AVAILABLE RECORDS.
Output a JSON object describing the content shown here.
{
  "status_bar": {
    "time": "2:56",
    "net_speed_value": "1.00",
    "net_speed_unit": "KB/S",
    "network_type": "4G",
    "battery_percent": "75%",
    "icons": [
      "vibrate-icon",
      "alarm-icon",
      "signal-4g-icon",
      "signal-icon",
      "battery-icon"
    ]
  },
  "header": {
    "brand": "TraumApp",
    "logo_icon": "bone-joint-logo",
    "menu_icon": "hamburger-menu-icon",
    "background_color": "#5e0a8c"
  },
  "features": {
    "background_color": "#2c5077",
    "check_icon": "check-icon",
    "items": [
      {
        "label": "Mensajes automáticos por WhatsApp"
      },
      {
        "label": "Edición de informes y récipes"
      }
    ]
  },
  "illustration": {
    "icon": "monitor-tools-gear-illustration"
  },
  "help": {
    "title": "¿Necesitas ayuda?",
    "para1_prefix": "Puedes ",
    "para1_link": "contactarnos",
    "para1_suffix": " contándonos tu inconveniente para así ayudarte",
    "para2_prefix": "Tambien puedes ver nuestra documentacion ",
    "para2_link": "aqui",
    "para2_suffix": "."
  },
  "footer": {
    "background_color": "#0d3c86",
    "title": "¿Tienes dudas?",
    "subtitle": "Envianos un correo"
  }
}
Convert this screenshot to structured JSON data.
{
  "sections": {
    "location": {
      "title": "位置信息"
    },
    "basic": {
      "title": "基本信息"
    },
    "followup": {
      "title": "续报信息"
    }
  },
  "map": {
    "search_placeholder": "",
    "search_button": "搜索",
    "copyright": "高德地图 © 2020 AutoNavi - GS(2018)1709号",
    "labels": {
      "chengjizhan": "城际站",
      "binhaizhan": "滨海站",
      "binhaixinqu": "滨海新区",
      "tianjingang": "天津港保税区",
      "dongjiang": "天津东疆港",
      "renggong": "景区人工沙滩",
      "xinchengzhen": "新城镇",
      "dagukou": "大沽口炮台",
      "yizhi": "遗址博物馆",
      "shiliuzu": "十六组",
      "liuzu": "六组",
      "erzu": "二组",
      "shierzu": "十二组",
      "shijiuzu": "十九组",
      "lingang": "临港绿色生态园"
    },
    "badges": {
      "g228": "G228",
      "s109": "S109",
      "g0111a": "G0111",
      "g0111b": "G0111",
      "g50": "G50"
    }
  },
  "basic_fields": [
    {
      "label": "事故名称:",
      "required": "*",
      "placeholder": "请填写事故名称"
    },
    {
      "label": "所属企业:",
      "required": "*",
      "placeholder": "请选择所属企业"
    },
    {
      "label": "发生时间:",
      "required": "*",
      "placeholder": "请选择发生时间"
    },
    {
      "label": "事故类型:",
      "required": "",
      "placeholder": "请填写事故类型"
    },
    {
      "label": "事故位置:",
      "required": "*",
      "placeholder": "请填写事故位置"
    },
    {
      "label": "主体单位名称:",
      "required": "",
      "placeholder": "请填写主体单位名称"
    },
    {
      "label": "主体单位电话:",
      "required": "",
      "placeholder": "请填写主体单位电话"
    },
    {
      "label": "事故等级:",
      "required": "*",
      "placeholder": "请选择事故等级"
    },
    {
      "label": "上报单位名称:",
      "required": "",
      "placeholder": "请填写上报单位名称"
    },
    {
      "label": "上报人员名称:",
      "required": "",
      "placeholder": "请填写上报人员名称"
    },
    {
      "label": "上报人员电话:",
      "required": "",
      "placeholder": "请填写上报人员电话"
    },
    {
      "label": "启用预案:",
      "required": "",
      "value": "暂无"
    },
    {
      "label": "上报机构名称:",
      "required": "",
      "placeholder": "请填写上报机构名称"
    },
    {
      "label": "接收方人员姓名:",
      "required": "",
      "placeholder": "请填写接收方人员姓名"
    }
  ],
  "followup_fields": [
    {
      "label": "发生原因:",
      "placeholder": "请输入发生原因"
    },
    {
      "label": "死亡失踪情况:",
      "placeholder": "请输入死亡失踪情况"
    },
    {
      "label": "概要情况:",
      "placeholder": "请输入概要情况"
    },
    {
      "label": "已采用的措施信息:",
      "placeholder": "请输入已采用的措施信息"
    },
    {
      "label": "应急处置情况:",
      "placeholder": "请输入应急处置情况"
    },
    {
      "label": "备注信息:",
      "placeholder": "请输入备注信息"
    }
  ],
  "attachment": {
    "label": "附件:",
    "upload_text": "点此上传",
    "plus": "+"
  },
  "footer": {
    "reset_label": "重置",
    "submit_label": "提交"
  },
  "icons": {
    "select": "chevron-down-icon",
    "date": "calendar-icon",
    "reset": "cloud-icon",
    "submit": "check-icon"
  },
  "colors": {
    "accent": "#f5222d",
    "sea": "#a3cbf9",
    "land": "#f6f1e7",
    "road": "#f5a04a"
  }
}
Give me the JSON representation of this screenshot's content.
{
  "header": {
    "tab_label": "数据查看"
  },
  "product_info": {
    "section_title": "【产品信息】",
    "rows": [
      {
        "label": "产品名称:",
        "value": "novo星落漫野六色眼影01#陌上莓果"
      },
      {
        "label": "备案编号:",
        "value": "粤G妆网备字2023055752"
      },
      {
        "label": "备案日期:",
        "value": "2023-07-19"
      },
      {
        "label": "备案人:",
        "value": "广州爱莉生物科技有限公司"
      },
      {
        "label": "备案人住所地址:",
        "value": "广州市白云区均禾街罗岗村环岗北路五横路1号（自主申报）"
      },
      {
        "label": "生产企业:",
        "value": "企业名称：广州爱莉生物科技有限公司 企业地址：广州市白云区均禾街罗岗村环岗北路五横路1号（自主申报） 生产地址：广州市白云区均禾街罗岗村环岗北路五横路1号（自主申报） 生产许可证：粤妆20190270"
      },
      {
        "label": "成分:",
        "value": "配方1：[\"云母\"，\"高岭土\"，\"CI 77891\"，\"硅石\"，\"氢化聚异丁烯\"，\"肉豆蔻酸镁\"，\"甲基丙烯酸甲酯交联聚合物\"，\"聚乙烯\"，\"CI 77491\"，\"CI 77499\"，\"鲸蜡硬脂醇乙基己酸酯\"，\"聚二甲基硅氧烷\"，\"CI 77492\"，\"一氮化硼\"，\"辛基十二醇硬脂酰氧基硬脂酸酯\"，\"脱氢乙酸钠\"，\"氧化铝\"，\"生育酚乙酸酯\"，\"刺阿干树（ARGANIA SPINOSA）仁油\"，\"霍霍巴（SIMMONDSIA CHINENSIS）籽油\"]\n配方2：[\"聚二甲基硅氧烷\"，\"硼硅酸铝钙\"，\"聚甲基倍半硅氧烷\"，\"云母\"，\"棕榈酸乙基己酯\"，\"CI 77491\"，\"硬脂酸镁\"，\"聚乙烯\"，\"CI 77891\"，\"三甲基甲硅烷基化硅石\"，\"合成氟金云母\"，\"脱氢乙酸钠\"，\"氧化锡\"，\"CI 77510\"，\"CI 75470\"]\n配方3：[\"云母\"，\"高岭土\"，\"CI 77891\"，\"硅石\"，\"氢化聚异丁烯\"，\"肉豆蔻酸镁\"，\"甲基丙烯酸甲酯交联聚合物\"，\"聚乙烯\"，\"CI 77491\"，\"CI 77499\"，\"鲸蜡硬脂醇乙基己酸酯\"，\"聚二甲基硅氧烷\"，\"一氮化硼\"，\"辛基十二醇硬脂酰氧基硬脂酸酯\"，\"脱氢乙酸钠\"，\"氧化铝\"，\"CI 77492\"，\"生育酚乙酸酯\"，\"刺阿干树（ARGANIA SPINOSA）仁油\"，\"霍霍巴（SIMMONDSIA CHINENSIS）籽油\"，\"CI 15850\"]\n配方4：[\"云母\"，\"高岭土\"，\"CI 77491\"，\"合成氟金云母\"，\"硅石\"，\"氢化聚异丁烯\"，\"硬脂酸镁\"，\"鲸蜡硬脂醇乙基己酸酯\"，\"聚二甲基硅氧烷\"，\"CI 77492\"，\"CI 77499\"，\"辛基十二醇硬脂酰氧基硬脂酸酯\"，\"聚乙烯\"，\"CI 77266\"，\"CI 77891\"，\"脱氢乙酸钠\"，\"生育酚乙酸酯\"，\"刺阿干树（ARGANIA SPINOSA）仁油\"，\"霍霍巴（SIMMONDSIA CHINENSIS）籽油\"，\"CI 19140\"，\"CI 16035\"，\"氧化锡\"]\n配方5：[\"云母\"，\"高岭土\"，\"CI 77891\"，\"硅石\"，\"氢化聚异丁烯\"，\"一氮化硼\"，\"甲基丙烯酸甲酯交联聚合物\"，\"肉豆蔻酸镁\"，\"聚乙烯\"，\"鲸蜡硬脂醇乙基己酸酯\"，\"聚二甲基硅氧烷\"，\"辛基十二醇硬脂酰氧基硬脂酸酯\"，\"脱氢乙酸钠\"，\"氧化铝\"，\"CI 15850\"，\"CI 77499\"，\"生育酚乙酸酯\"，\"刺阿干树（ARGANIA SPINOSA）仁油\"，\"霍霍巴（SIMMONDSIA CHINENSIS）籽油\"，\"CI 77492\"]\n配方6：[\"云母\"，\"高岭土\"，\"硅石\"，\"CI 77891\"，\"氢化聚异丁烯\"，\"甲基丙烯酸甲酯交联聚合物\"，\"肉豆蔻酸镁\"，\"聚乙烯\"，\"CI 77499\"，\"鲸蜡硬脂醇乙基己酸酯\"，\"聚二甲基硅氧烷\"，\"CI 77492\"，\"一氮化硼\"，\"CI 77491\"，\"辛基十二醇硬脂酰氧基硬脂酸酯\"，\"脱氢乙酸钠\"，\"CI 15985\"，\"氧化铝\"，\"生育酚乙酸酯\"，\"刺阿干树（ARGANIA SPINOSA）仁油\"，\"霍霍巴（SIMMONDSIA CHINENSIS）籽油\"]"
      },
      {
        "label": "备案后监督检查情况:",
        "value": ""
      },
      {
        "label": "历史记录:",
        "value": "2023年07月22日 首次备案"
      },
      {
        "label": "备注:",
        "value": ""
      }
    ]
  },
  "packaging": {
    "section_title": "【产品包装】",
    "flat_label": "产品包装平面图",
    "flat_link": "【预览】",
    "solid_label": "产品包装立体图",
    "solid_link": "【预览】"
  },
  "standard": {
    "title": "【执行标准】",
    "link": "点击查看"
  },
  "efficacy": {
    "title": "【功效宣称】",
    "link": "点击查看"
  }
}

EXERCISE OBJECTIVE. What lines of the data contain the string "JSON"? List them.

RESPONSE.
Output a JSON object describing the content shown here.
Convert this screenshot to structured JSON data.
Give me the JSON representation of this screenshot's content.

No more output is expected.